Study Links Social Media Use , With Depression in Adults.
NBC reports that while social media has been linked to anxiety and depression in teens, a new study now suggests that adults are also susceptible.
On November 23, the research was published in 'JAMA Network Open.'
The study was reportedly based on surveys of 5,395 adults with an average age of 56.
According to NBC, the study was meant to shed light on how adults were coping with the pandemic.
We were asking people who weren't depressed about their social media use.
Then we came back later to see if the people who were using certain kinds of social media were more likely to be depressed, Dr. Roy Perlis, one of the study’s authors, via NBC.
The study found that adults on platforms like Facebook, TikTok and Snapchat , "were substantially more likely to come back and tell us they felt depressed the next time they filled out the survey.".
NBC points out that while the study does not prove that social media causes depression, it highlights a growing mental health crisis in the United States.
In an October study, almost one-third of adults in the U.S. reported feeling depressed, up from just 8.5% before COVID.
According to NBC, some experts theorize that social media may serve as a reminder to people of what they've been missing this past year.
It is recommended to be mindful of how much time you spend on social media.
The programs are designed to keep you on as long as possible.

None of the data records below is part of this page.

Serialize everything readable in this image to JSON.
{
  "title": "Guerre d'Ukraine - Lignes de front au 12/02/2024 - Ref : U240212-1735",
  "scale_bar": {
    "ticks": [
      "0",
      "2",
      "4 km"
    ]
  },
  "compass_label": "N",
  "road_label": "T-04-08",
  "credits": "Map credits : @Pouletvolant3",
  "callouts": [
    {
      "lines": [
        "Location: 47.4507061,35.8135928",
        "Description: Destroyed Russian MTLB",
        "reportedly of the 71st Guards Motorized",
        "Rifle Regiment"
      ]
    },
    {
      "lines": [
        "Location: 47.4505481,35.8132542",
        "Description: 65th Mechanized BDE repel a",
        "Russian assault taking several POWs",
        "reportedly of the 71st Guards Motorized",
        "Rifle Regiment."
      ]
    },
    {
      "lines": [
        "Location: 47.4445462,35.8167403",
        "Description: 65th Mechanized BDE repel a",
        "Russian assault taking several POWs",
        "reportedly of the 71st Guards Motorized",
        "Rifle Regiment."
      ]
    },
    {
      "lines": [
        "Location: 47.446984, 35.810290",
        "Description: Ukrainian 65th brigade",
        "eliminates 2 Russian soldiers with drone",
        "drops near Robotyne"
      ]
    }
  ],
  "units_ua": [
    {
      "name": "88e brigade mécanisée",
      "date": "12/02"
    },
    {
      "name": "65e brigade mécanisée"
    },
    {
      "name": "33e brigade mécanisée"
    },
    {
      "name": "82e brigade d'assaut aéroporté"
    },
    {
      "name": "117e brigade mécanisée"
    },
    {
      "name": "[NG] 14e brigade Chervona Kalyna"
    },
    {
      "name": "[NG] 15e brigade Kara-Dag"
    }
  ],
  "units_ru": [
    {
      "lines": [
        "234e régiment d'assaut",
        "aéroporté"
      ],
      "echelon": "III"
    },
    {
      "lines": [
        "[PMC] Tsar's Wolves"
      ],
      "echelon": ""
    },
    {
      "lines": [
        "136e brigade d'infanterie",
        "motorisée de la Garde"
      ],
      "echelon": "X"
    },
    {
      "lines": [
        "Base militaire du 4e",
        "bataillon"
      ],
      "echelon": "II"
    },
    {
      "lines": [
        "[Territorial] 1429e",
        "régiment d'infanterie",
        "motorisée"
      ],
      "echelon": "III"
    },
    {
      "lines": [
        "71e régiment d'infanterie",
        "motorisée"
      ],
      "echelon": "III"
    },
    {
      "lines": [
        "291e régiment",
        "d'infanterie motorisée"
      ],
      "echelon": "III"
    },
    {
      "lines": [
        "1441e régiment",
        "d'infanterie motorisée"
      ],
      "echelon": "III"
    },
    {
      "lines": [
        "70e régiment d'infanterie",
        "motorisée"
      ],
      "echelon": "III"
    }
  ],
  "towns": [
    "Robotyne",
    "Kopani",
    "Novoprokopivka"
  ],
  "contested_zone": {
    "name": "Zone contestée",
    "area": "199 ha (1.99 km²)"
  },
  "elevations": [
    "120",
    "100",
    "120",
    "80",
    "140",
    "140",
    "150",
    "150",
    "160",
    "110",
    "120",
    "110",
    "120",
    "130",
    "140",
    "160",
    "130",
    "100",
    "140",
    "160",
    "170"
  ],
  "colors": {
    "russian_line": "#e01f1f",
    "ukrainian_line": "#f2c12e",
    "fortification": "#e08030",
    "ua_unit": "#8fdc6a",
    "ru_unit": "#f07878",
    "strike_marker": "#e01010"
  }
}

Try to be aware of how much time you're spending on them, Mitch Prinstein, chief science officer for the American Psychological Association, via NBC